AAA expects the national average will peak in late March or early April between $3.55 and $3.75 per gallon, due to seasonal refinery maintenance and the approaching switchover to producing summer-blend gasoline that is required by May 1. In 2011 the national average peaked at $3.98 per gallon on May 5. In 2012 the national average peaked at $3.94 per gallon on April 5. In 2013 prices peaked at $3.79 on February 27, which was the earliest peak on record.

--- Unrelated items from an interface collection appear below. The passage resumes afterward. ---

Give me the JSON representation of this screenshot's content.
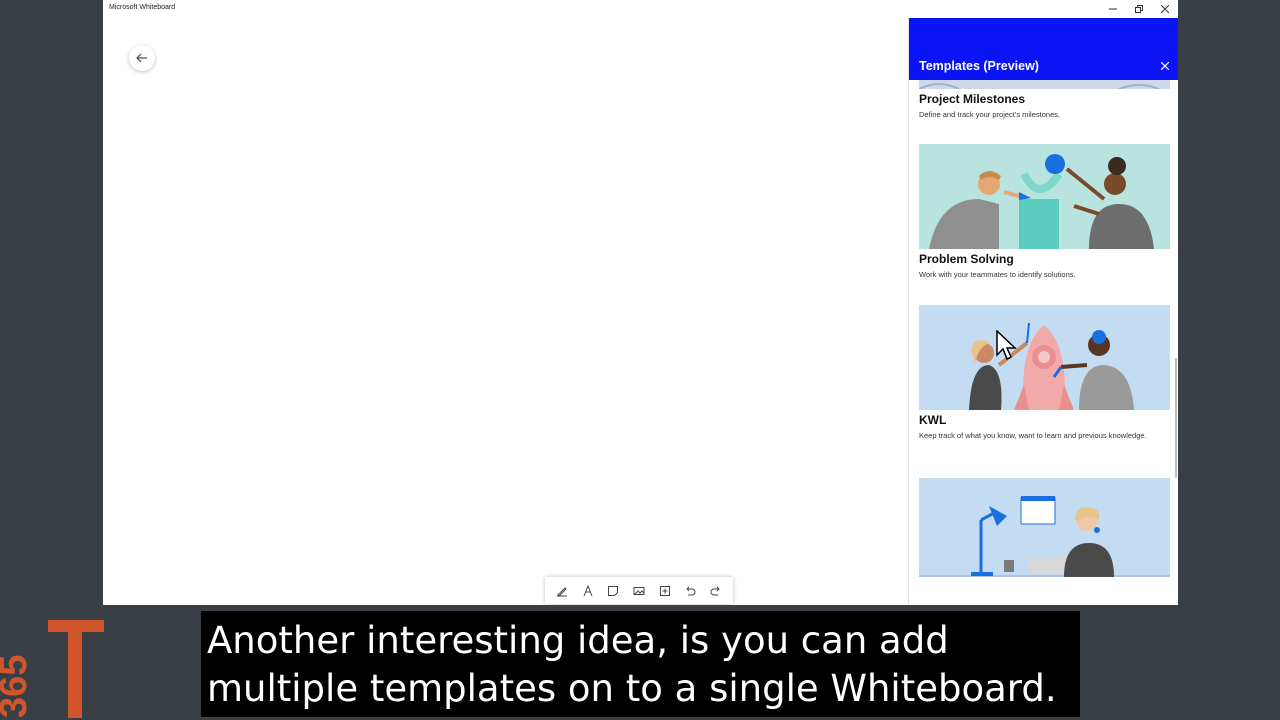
{
  "window": {
    "title": "Microsoft Whiteboard"
  },
  "panel": {
    "title": "Templates (Preview)",
    "templates": [
      {
        "name": "Project Milestones",
        "description": "Define and track your project's milestones."
      },
      {
        "name": "Problem Solving",
        "description": "Work with your teammates to identify solutions."
      },
      {
        "name": "KWL",
        "description": "Keep track of what you know, want to learn and previous knowledge."
      }
    ]
  },
  "subtitles": [
    "Another interesting idea, is you can add",
    "multiple templates on to a single Whiteboard."
  ],
  "logo": {
    "text": "365"
  },
  "colors": {
    "panel_header": "#0a14f5",
    "logo": "#d0552a",
    "background": "#3a3f45"
  },
  "icons": {
    "back": "arrow-left-icon",
    "toolbar": [
      "pen-icon",
      "text-icon",
      "sticky-note-icon",
      "image-icon",
      "insert-icon",
      "undo-icon",
      "redo-icon"
    ]
  }
}
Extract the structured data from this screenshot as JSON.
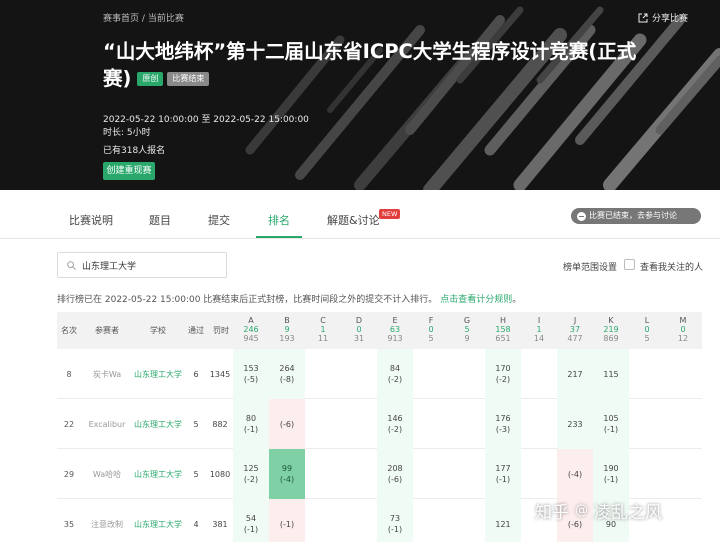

Prices in nearly every state have moved higher over the last week, led by a nine-cent increase in Washington D.C. Prices in ten states have jumped by at least a nickel over the last seven days, including increases of nine cents in two states on opposite sides of the country: Florida and Oregon. Gas prices on both coasts, but the east coast in particular, have been subject to upward pressure from limited ethanol supplies due to logistical challenges, which have resulted in wholesale ethanol prices of $3.50 per gallon in many markets. More than 90 percent of the gasoline sold in the U.S. is “E10,” which contains up to ten percent ethanol, and ethanol is regularly used as an additive to improve the octane rating of sub-octane gasoline for sale to motorists.
Despite the recent increase, prices in every state in the continental U.S. remain below the $4 per gallon threshold. As is often the case, many of the ten highest state averages are in California ($3.96), the Northeast (New York: $3.77; Connecticut: $3.77; and Maine: $3.64) and the Great Lakes states (Illinois: $3.74; Michigan: $3.73; Indiana: $3.68; and Ohio: $3.65). Motorists in Hawaii continue to pay the most to fill their tanks with a state average of $4.18 per gallon.
Easing (but still present) worries surrounding geopolitical tensions with Russia, worse than expected economic data out of China, an announced test sale of 5 million barrels from the Strategic Petroleum Reserve, and a larger than anticipated increase of domestic crude oil supplies resulted in West Texas Intermediate crude oil prices settling below $100 per barrel last Wednesday for the first time in more than a month. Prices have remained below this threshold including their settlement 81 cents lower today at $98.08 per barrel.